A raft of new music single formats are shortly to be released in the UK in an effort to reverse the dramatic decline in sales over the last two years.
Beyonce's Crazy In Love was one of the year's most popular ringtones
Following on from the recent introduction of cut-price, two-track singles, three new types of single release are set to be available in the near future - one of which will take advantage of the boom in mobile ringtone demand.
James Gillespie from Official UK Charts Company told BBC World Service's The Music Biz programme that the changes were "part of what's going to be quite a long-ranging review of the singles market in the UK".
The plans included a "ringtone single," a pocket-sized single, and a new type of release that would contain even more data than current multimedia CDs, which usually include video and weblinks.
"At Christmas we'll be launching a brand new format, and that will have even more content on than you can have at the moment," Mr Gillespie said.
"It will be designed to be sold at a slightly higher price - probably around £2.99 to £3.49."
Mr Gillespie also explained how new technology was shortly to radically shake-up the market after a sales slump since the peak of singles buying in 1998.
"We're also looking at some really exciting new formats, like the pocket single," he said.
"The pocket single is a credit-card sized single which has music on it and videos. It fits inside your wallet."
And before that - in November - the "ringtone single" will be released, with companies hoping to profit from the massive numbers of children and teenagers who want the latest songs on their mobile phones.
"It's going to be a very key artist - one of the biggest artists of this year," Mr Gillespie said.
"It's going to be a one-track single - but with a ringtone as well, a monophonic and polyphonic ringtone for all platforms.
"Trials in different parts of the world have found that it's been really, really successful."
He added that trying to find a way to cash in on the demand for ringtones had been perplexing the industry for a while - but there were hopes the innovation would prove successful.
"We're finding at the moment that kids don't mind spending £3, £4 on a ringtone, but they're not so keen to spend the same amount of money - or less money - on the master recording, which we find quite strange," he stated.
"Obviously people like the song, otherwise they wouldn't want it on their mobile phone, they wouldn't want to have that identity with it.
"So it's important that we look to the future.

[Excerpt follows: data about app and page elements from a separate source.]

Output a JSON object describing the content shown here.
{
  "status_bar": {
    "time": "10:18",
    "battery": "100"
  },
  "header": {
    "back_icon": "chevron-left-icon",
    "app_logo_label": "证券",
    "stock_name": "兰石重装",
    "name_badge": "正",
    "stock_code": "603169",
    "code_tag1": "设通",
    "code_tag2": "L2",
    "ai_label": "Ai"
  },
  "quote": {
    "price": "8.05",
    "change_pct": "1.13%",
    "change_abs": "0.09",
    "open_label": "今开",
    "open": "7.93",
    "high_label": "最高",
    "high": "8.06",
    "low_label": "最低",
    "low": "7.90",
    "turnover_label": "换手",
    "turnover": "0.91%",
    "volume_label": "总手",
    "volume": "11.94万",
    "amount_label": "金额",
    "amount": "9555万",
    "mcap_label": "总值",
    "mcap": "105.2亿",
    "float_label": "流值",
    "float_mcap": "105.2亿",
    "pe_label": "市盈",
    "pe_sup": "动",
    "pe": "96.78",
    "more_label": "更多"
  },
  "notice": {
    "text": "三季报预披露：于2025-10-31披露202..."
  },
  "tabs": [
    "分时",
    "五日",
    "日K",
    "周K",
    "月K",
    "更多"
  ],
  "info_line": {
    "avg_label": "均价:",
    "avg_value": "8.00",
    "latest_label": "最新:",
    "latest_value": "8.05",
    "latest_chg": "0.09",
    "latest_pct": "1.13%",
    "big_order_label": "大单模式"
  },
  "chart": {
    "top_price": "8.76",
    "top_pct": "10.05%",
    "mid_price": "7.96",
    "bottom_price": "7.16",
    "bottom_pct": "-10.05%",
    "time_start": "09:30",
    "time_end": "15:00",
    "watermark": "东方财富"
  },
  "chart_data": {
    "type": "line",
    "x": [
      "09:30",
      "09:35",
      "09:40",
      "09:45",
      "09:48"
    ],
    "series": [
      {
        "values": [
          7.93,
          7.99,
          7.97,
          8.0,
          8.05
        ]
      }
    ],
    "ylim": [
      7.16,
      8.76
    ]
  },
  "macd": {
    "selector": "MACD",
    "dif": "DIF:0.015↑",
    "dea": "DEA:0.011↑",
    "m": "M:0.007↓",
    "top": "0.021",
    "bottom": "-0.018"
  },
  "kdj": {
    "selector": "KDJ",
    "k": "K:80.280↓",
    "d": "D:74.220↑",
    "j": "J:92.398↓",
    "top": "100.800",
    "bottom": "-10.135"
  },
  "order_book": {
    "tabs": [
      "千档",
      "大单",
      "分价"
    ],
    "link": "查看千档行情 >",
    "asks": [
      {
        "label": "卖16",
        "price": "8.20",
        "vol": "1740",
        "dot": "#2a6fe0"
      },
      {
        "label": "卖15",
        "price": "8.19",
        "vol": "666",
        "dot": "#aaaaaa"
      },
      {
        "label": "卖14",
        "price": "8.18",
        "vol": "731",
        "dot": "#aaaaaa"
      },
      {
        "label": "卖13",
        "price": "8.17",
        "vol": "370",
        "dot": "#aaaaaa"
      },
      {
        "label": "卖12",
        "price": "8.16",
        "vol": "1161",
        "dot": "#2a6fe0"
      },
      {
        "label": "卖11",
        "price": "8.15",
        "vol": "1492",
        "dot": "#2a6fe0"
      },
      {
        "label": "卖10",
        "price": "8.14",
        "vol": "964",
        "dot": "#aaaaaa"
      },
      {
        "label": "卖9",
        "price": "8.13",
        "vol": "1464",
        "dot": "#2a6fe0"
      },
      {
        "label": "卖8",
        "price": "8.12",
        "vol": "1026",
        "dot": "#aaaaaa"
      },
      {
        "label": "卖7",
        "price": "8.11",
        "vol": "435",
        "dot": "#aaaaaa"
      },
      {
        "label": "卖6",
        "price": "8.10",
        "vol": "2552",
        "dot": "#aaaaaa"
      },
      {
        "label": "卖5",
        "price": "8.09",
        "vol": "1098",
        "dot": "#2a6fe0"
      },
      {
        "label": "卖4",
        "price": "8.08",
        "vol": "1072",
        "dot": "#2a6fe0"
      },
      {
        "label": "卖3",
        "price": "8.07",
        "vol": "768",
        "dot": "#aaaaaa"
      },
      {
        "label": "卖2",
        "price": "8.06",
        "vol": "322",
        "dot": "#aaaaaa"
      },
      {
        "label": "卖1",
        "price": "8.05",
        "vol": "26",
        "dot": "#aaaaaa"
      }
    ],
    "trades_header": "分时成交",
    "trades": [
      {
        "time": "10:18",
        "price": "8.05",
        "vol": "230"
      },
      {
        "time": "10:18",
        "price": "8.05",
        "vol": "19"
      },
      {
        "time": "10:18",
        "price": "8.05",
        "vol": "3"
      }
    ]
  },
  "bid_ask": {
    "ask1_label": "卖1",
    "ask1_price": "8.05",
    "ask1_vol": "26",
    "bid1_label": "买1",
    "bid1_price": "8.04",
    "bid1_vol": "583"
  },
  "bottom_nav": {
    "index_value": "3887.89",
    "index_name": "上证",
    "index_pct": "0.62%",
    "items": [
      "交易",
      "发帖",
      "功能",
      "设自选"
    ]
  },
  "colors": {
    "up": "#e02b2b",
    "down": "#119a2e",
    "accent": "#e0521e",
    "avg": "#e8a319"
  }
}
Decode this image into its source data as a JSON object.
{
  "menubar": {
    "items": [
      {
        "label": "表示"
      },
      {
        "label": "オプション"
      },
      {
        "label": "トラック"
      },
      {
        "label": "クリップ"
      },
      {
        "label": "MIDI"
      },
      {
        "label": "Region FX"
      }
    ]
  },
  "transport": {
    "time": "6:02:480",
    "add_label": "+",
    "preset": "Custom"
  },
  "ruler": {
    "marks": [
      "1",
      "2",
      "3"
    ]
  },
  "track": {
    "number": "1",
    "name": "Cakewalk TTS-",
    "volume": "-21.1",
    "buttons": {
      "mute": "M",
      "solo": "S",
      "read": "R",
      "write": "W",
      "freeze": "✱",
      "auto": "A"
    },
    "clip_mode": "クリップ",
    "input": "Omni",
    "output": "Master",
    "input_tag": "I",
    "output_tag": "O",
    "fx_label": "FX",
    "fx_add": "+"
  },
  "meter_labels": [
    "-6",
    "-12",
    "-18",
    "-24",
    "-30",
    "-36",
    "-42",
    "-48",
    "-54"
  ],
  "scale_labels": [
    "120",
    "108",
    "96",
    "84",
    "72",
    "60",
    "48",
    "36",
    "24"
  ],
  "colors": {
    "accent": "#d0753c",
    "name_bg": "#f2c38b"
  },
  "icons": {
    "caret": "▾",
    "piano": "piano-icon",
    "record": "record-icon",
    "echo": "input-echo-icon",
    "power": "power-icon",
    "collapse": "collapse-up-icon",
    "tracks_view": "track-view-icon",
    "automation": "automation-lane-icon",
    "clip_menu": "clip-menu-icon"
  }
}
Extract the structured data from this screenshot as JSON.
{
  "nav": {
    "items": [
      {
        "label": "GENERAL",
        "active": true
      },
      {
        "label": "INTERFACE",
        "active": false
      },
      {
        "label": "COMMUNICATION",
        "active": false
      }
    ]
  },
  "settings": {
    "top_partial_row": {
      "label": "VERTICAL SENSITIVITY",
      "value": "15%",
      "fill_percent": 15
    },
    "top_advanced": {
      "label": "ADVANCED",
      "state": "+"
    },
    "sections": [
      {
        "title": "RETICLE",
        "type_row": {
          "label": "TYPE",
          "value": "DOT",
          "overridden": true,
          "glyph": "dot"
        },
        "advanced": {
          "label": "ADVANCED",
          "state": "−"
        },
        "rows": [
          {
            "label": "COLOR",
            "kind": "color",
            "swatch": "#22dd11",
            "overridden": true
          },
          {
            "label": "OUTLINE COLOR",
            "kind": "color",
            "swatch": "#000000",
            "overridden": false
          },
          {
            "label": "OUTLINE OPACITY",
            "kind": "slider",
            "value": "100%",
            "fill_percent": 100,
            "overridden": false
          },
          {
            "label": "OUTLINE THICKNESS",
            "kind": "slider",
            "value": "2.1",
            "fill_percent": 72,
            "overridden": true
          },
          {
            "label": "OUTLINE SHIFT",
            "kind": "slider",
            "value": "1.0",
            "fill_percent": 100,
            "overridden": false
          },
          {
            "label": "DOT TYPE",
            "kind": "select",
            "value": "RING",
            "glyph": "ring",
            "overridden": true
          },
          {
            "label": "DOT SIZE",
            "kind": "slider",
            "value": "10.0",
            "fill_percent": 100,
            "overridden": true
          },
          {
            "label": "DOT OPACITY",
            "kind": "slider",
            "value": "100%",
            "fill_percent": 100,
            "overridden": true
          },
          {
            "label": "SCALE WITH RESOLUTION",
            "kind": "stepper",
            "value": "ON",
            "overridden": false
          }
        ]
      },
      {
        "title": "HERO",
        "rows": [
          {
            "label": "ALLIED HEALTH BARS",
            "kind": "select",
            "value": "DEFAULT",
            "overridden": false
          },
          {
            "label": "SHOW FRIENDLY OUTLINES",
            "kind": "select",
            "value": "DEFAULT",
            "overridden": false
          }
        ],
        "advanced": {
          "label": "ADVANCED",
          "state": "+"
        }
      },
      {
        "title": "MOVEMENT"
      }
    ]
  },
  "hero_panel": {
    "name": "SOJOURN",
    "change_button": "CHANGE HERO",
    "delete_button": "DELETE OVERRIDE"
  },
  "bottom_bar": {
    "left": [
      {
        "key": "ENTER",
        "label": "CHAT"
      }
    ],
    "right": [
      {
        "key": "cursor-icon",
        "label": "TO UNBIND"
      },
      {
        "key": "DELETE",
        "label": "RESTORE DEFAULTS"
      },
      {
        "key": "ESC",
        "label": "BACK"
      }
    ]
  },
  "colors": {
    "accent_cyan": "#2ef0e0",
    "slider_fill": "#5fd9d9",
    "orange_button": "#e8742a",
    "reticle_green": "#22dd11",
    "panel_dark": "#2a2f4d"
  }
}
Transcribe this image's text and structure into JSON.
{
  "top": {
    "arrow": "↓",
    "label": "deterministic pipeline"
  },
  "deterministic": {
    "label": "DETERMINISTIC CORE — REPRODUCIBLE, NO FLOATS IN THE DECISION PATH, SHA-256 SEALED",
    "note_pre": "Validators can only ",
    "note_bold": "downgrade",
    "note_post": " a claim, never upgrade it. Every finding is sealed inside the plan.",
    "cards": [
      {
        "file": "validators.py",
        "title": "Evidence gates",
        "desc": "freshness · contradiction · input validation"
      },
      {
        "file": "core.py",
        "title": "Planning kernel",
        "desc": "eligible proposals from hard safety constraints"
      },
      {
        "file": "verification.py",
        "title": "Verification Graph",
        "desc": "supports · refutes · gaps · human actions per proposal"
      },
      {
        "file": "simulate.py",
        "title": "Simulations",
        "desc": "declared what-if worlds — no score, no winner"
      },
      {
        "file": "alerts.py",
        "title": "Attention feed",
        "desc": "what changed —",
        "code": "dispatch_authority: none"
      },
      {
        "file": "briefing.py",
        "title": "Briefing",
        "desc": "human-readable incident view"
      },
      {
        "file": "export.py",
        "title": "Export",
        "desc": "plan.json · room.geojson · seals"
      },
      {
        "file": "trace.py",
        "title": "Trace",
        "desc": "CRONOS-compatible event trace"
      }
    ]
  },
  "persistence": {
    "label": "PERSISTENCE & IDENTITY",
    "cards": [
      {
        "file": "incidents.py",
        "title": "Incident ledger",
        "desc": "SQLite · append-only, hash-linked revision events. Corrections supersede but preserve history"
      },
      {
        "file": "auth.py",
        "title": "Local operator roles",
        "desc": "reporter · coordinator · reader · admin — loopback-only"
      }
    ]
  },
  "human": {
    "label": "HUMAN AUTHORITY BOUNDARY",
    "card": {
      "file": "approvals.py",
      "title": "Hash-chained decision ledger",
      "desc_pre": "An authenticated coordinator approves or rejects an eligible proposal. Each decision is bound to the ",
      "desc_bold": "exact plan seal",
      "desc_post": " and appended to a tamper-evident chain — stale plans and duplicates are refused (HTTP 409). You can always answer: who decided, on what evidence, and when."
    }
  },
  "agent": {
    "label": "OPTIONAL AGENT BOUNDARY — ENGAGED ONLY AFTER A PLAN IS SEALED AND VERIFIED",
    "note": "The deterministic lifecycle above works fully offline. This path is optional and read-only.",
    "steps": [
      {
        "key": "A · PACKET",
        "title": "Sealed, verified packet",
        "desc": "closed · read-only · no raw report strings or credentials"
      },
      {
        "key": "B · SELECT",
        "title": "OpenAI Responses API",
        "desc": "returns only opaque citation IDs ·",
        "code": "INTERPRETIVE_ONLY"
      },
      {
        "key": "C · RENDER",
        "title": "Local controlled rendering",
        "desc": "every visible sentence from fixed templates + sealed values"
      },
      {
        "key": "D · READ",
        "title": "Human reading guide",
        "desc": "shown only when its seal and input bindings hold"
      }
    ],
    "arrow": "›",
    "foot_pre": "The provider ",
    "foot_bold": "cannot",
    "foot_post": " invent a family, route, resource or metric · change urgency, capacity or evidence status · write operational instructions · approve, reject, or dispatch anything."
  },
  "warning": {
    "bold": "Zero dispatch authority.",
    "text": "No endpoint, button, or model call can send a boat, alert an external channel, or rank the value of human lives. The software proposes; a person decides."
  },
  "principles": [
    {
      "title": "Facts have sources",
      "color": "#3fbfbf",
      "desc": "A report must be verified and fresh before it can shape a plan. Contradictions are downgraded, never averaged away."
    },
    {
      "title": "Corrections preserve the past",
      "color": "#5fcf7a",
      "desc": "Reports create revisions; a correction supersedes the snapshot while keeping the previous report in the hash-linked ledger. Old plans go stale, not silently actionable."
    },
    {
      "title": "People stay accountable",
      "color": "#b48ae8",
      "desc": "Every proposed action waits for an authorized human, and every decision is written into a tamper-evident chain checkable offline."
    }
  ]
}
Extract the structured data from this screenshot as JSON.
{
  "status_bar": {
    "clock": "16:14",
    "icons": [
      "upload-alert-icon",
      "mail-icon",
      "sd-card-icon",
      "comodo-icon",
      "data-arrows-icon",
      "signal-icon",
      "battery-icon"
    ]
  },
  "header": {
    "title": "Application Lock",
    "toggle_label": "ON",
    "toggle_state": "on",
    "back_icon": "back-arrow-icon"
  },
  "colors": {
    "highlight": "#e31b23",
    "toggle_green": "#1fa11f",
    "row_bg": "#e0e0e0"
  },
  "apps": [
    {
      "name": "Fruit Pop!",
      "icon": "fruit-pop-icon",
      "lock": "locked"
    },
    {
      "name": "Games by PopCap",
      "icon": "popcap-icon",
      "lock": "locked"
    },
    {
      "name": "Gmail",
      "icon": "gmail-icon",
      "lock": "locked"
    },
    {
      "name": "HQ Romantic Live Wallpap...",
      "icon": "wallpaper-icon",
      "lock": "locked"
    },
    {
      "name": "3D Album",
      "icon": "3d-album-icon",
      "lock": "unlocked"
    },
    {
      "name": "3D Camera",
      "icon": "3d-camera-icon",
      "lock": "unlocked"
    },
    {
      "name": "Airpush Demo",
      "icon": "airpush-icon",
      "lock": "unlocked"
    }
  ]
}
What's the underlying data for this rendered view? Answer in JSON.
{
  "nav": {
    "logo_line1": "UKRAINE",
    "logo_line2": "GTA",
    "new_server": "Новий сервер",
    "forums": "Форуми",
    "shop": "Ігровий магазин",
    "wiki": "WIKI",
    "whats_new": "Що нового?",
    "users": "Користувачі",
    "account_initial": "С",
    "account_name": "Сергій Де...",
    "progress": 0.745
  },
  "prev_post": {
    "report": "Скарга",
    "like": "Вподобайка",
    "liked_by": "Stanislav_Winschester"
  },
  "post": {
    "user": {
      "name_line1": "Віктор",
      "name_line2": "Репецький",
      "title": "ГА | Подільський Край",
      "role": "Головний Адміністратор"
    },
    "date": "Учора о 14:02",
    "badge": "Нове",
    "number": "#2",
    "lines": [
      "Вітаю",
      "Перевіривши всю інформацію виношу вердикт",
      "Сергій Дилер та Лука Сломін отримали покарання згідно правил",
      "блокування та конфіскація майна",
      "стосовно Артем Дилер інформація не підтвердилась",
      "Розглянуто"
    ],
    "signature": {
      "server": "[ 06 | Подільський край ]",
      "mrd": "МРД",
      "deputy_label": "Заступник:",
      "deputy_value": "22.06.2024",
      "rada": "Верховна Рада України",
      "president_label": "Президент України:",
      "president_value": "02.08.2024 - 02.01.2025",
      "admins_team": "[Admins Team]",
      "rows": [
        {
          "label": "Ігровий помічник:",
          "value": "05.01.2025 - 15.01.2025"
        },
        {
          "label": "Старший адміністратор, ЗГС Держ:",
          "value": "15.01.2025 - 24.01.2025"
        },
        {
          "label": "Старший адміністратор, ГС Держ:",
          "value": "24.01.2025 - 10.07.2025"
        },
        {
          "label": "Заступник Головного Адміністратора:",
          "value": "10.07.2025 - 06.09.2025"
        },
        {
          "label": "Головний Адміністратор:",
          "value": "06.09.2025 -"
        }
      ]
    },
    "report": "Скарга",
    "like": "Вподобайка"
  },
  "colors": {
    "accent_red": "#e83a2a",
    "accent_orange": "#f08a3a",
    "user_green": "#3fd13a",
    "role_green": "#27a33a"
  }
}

I think music will be constant but the way that people buy that music is going to evolve over the years, and it's really important if we're going to keep the chart relevant that we take that into account."
Saving the charts
Mr Gillespie said that the UK singles chart, which started in 1952, was not at "crisis point" but it was important that the current decline was arrested.
"The single really peaked about five years ago, when we saw huge sales," he said.
Oasis were one of the first groups to have a DVD release as a single format
"It's not been a steady decline since then - it's been quite a sharp decline over the last couple of years.
"It's not at crisis point, but obviously the single is a very important format in this country.
"It's a way of getting kids interested in going out and buying records.
"Certainly the record companies and the retailers in this country are very interested in seeing it continue and seeing it thrive."
Mr Gillespie also pointed out that other countries had either combined sales with airplay to get a listing or abandoned sales-based charts altogether.
"A lot of countries don't sell singles anymore, or their singles market is marginalised," he stated.
"In America four or five years ago, they noticed that singles sales were declining, and there was a bit of a knee-jerk reaction which meant that the Billboard charts are now 75% airplay and just 25% sales.
"A lot of singles that get to number one haven't been released on single, or if they have it's been a very specialised club release."
This was something that most in the UK were resisting, he said.
"No-one, it seems, wants airplay to be included in the charts.
"It takes the charts away from the people, the people who actually buy the records.
"We think that's still the best way to determine how popular a record is - by how many people are buying it.
"[Airplay] takes control away from those people and puts it into the hands of what would be five very powerful men, and they would be the people who decide the playlists for the UK radio industry."